When supper was announced, I went upstairs again to show my aunt the way to the room
in which we took our meals.
"Well?" I said.
"Well," she answered coolly, "Madame Fontaine has promised to reconsider it."
I confess I was staggered. By what possible motives could the widow have been
animated? Even Mr. Engelman's passive assistance was now of no further importance to
her. She had gained Mr. Keller's confidence; her daughter's marriage was assured; her
employment in the house offered her a liberal salary, a respectable position, and a
comfortable home. Why should she consent to reconsider the question of marrying a
man, in whom she could not be said to feel any sort of true interest, in any possible
acceptation of the words? I began to think that my aunt was right, and that I really did
know absolutely nothing about women.
At supper Madame Fontaine and her daughter were both unusually silent. Open-hearted
Minna was not capable of concealing that her mother's concession had been made known
to her in some way, and that the disclosure had disagreeably surprised her. However,
there was no want of gaiety at the table--thanks to my aunt, and to her faithful attendant.
Jack Straw followed us into the room, without waiting to be invited, and placed himself,
to Joseph's disgust, behind Mrs. Wagner's chair.
"Nobody waits on Mistress at table," he explained, "but me. Sometimes she gives me a
bit or a drink over her shoulder. Very little drink--just a sip, and no more. I quite approve
of only a sip myself. Oh, I know how to behave. None of your wine-merchant's fire in my
head; no Bedlam breaking loose again. Make your minds easy. There are no cooler brains
among you than mine." At this, Fritz burst into one of his explosions of laughter. Jack
appealed to Fritz's father, with unruffled gravity. "Your son, I believe, sir? Ha! what a
blessing it is there's plenty of room for improvement in that young man. I only throw out
a remark. If I was afflicted with a son myself, I think I should prefer David."
This specimen of Jack's method of asserting himself, and other similar outbreaks which
Fritz and I mischievously encouraged, failed apparently to afford any amusement to
Madame Fontaine. Once she roused herself to ask Mr. Keller if his sister had written to
him from Munich. Hearing that no reply had been received, she relapsed into silence.
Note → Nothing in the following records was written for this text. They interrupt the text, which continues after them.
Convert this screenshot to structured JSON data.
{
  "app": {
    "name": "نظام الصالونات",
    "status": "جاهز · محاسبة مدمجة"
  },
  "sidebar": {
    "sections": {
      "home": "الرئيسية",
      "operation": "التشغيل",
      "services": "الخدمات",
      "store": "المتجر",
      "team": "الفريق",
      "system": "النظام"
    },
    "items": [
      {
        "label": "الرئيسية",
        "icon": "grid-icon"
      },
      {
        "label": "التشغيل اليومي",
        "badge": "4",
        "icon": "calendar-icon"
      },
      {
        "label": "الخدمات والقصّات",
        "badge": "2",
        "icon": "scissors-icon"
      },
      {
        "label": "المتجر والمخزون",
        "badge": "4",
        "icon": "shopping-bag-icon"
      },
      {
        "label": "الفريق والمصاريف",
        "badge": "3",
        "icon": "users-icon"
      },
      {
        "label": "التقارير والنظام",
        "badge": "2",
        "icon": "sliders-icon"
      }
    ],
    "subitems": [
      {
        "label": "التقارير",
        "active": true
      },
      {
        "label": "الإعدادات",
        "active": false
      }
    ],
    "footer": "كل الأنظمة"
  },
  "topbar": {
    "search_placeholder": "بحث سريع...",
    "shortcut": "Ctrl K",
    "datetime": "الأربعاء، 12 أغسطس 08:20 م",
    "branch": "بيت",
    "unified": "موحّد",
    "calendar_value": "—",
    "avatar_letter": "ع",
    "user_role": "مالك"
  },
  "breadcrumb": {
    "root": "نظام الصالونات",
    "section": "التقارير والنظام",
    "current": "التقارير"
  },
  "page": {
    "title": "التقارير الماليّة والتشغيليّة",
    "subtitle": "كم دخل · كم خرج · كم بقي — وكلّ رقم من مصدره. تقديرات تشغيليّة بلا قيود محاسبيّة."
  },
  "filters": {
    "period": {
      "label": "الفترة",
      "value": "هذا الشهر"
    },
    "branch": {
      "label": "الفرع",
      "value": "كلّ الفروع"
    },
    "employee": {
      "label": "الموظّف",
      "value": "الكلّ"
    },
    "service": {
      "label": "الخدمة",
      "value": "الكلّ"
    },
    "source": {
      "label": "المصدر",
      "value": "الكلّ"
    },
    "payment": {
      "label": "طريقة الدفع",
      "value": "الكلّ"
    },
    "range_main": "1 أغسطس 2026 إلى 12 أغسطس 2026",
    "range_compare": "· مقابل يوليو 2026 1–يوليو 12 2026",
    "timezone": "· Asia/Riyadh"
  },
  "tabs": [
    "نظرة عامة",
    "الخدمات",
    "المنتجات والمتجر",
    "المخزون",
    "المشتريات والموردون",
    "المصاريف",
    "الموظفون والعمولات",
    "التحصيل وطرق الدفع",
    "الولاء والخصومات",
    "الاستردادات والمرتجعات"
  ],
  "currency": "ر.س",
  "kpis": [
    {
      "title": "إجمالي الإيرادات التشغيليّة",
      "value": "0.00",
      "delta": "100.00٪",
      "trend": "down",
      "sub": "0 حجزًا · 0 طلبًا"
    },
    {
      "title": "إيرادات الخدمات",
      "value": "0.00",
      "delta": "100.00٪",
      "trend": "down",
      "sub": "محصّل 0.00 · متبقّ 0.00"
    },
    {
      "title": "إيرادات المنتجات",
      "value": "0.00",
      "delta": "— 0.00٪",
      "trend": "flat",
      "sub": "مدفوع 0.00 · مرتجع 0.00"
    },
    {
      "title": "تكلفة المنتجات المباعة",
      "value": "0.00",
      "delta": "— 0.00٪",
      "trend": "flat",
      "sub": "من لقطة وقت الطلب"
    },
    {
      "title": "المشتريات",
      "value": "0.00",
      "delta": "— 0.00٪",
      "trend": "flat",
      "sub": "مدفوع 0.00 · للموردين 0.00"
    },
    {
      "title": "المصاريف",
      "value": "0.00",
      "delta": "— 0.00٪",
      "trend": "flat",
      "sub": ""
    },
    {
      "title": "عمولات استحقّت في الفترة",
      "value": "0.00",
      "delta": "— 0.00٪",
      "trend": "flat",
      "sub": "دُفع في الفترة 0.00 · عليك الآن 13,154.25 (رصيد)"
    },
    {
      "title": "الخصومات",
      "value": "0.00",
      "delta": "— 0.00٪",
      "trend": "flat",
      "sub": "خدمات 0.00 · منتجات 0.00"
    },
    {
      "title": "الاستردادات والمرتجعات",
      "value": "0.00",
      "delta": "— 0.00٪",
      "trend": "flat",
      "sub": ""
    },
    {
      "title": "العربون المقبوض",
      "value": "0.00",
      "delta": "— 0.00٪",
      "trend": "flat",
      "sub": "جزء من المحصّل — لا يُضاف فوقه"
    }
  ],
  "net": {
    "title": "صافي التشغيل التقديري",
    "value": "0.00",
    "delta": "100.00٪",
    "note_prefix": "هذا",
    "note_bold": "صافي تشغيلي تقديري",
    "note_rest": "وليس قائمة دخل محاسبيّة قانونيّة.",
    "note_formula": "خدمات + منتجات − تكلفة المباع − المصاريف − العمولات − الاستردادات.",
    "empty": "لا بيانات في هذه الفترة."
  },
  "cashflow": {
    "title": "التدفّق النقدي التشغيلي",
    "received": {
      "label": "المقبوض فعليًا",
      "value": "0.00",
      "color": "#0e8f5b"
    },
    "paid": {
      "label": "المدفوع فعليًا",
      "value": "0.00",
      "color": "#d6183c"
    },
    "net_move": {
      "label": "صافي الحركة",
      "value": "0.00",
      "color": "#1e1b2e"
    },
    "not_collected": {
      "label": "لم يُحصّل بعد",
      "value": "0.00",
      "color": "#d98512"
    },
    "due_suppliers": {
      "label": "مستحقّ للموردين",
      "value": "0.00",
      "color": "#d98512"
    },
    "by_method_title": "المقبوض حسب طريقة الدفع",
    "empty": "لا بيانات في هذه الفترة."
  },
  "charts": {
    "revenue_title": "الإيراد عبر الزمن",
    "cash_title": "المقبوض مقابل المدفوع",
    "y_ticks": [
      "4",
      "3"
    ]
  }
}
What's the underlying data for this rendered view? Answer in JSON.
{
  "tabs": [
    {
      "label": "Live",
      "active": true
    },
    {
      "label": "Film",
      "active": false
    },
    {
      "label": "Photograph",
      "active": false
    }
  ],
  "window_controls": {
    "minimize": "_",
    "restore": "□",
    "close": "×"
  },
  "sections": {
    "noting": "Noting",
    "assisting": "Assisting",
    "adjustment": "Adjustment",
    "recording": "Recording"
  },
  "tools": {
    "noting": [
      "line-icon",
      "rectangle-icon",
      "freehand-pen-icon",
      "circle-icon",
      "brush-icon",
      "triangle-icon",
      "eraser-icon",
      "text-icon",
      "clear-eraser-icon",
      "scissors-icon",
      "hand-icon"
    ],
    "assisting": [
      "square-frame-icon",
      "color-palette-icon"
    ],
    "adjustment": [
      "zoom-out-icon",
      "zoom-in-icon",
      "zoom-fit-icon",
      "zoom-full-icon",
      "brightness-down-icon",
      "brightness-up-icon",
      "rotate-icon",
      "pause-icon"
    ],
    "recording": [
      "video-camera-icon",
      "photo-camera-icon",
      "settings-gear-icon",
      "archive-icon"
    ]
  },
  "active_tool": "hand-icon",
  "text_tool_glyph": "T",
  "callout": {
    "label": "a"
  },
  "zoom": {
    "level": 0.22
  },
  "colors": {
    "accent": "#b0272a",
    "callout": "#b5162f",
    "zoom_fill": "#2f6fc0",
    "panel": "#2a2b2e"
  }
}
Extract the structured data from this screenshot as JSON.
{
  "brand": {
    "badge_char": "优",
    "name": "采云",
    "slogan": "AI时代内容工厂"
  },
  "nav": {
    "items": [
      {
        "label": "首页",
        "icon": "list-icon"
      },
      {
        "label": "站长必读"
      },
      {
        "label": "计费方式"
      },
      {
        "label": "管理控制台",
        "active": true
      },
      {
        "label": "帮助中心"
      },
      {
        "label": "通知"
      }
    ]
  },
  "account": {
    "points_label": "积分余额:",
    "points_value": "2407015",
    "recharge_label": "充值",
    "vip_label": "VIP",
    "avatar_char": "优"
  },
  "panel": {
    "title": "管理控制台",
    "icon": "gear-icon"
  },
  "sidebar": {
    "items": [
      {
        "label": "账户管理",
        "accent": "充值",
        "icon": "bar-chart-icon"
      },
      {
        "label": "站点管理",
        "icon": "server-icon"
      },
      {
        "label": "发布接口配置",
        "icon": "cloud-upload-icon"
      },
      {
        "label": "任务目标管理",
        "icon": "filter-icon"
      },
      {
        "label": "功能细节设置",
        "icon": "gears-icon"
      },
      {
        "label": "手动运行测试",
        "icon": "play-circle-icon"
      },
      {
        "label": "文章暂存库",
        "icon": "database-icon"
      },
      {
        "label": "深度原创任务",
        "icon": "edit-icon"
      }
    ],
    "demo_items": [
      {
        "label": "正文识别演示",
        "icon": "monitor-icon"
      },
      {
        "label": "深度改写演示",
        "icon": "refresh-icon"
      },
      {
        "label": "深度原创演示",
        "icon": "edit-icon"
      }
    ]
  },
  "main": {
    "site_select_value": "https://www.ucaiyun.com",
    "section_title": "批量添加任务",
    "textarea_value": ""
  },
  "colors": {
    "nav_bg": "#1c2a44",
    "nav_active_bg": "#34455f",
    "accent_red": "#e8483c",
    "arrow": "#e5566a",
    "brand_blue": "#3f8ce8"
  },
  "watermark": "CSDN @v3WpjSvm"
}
The
old excuse of a nervous headache was repeated, when Mr. Keller and my aunt politely
inquired if anything was amiss.
When the letters were delivered the next morning, two among them were not connected
with the customary business of the office. One (with the postmark of Bingen) was for me.
And one (with the postmark of Wurzburg) was for Madame Fontaine. I sent it upstairs to